There are vehicles scattered through various levels, more common as you approach the second half of the game, but the handling is universally awful and even the increased firepower and protection are no trade-off for the unwelcome drop in movement speed. This game thrives on charging around like a heavily-armed wrecking ball, launching rockets almost blindly into the advancing mass of giant ants and jumping spiders and laser-powered mechs. Even on higher difficulties, the onus only switches to hanging back a bit more and improving your strafing.
The first of the two big additions to the PS Vita version is the inclusion of Palewing, a female EDF special operative equipped with a jetpack and various enhanced weaponry, able to take to the skies and attack from above. You will need to finish all 60 missions to unlock her, but that won’t take more than a few hours on Normal thanks to the short length of each. Being in the air instead of on the ground changes the game considerably – so much so that a second playthrough doesn’t ever feel like a chore, which in itself is impressive considering the relatively repetitious gameplay. Happily, Palewing handles well, and applies yet another thick layer of bonkers to an already towering stack of crazy.

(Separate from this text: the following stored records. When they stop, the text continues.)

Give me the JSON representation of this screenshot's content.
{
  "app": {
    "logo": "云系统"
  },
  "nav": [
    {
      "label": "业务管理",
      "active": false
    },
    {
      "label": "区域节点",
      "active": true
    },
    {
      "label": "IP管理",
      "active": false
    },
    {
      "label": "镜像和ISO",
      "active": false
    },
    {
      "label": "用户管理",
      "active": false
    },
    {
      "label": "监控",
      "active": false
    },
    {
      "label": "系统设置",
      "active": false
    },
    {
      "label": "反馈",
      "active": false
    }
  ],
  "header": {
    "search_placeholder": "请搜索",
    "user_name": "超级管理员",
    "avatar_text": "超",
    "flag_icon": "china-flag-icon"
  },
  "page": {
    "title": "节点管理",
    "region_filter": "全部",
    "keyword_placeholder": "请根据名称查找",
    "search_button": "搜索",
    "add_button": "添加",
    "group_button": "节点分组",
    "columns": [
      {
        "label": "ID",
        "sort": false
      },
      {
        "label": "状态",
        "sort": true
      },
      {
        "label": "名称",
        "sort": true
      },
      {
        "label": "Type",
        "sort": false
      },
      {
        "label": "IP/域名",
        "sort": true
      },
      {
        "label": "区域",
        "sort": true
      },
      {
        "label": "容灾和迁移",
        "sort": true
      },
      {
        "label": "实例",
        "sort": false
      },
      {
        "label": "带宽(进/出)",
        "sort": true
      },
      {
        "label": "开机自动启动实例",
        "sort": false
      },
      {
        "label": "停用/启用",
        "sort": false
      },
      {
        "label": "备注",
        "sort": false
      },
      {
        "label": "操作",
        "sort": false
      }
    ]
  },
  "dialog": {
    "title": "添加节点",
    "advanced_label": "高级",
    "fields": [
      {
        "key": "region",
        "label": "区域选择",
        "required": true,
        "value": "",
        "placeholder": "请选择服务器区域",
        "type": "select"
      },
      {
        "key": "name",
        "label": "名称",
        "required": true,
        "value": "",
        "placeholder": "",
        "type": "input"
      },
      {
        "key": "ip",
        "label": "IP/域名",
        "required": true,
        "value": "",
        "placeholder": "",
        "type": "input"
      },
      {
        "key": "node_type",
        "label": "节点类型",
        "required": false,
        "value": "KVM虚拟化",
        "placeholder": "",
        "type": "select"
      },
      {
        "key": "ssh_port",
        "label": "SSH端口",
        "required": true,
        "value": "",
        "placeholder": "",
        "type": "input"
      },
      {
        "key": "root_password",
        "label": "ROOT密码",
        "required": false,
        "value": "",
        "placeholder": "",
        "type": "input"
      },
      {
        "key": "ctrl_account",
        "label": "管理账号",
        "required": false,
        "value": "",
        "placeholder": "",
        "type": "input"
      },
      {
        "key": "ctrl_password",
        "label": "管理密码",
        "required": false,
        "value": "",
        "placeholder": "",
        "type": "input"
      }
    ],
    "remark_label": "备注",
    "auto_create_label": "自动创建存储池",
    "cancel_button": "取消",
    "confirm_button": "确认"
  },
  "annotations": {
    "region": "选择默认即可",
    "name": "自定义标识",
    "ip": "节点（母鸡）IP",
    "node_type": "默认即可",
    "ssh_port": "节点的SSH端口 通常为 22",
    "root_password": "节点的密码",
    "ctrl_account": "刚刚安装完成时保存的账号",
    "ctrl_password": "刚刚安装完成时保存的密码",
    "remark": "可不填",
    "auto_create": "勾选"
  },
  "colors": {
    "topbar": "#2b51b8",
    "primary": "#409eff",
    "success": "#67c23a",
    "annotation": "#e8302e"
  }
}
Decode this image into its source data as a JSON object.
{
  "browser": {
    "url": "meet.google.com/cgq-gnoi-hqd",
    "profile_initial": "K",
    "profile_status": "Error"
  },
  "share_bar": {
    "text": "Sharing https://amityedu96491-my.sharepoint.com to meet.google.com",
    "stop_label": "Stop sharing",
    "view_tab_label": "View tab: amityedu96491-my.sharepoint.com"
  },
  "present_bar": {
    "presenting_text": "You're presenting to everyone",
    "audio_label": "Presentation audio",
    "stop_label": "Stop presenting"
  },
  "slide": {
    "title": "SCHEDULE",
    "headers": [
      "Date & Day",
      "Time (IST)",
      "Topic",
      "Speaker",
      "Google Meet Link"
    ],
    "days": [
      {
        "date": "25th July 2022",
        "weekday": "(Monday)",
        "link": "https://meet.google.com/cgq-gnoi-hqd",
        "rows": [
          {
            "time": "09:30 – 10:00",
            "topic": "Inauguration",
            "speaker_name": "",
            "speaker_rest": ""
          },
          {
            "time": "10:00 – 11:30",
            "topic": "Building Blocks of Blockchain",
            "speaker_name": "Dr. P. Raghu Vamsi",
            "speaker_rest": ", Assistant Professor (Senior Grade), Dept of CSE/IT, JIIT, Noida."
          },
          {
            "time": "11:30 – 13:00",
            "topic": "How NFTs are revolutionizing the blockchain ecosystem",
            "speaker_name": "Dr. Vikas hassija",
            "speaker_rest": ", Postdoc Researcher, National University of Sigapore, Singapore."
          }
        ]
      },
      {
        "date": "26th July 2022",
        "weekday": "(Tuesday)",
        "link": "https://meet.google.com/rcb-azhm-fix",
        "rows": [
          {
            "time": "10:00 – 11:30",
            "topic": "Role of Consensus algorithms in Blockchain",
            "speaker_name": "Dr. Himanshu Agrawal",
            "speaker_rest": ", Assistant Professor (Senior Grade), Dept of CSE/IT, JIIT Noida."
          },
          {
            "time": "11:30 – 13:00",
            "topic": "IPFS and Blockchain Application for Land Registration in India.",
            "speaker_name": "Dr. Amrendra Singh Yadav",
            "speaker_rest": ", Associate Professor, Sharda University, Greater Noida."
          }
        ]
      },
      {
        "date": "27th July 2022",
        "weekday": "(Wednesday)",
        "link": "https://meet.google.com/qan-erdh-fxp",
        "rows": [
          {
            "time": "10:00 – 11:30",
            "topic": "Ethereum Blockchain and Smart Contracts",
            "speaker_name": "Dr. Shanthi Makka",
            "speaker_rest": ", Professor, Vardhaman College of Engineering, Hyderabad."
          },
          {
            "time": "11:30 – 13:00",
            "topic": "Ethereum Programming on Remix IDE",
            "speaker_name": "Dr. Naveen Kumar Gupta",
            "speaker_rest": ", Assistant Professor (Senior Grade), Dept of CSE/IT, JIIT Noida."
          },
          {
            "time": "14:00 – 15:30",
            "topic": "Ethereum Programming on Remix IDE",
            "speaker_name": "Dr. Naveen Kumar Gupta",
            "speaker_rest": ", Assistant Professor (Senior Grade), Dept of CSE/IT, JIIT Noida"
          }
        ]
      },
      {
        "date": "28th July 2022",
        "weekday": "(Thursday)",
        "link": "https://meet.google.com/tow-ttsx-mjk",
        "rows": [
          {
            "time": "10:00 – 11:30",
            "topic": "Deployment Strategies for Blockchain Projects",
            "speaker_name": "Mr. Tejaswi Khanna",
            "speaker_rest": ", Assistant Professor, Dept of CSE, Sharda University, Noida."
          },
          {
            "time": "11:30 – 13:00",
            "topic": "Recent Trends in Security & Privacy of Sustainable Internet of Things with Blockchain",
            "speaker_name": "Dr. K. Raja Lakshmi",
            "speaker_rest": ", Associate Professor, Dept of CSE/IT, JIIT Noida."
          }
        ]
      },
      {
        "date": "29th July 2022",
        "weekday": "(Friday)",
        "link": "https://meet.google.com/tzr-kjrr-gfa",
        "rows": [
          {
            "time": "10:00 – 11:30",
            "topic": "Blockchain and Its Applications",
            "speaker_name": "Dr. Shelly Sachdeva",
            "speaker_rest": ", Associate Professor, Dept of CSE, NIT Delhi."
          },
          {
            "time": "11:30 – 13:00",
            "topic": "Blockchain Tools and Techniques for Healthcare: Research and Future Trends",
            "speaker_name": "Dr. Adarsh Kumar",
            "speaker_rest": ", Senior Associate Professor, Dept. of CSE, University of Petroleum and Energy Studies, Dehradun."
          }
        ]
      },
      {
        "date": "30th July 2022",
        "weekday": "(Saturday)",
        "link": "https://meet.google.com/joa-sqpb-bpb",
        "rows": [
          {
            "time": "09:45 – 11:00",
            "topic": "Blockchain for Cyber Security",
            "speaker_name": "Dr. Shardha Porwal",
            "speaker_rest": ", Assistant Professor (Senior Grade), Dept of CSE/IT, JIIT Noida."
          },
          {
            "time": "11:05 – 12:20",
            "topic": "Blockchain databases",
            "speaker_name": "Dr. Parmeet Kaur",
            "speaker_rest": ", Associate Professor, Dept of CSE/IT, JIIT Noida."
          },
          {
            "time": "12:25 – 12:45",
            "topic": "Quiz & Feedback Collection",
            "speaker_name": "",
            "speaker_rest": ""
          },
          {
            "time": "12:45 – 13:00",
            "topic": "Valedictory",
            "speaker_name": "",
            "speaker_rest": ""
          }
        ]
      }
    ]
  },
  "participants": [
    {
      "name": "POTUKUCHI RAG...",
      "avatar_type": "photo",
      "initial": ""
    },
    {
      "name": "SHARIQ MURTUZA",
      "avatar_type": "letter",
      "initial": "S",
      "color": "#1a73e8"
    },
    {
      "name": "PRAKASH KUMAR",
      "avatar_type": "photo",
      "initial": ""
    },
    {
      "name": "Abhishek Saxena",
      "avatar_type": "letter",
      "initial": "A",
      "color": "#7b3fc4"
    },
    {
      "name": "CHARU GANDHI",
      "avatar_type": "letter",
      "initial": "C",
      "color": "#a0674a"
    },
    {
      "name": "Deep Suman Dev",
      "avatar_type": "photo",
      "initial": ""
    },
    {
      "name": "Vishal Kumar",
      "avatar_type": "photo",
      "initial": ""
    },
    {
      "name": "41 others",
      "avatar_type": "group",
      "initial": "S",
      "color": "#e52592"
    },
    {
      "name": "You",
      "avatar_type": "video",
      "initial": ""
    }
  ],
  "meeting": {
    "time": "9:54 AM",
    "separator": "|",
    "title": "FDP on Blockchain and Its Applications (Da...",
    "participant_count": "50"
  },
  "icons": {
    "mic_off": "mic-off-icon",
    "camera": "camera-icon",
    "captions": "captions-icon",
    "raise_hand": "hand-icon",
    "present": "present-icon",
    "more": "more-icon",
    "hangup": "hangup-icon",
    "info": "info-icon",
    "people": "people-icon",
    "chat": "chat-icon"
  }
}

The second addition is the new multiplayer, adapted from the Xbox 360 version to feature 4-player online co-op. It genuinely increases the excitement and immersion just by allowing you to work together with other humans, as opposed to obliterating the partner AI in due process of purging the alien scum from the streets. Being able to play multiplayer on the go is one of the biggest draws of the Vita, and although EDF’s online element doesn’t offer much in the way of variety, it does ramp up the fun considerably.
VERDICT: Earth Defense Force 2017: Portable is the kind of game designed to be played in small, bite-sized chunks rather than marathon sessions. A minimalist approach to visuals and audio compliment the no-nonsense gunplay of the main game, while the multiplayer offers more of the same but with friends. The difference between this game and others of its ilk is that EDF 2017 knows exactly what it is and what it wants to be, and makes no apologies for it. It’s a game about having fun, charging around a miniature sandbox wherein the only toys are guns with infinite ammo, destructible scenery and lots and lots of enemies to shoot.
The biggest problem is the price. Asking a whopping £34.99 for this title is simply too much – this is the slightly enhanced port of a six-year-old game that was hardly cutting edge when it was originally released, and even with the solo and multiplayer modes adding longevity and replayability, charging the same price as a new AAA-title seems a little suspect. However, that being said, EDF 2017 is incredibly enjoyable and very playable – just don’t go into it expecting a great deal of depth.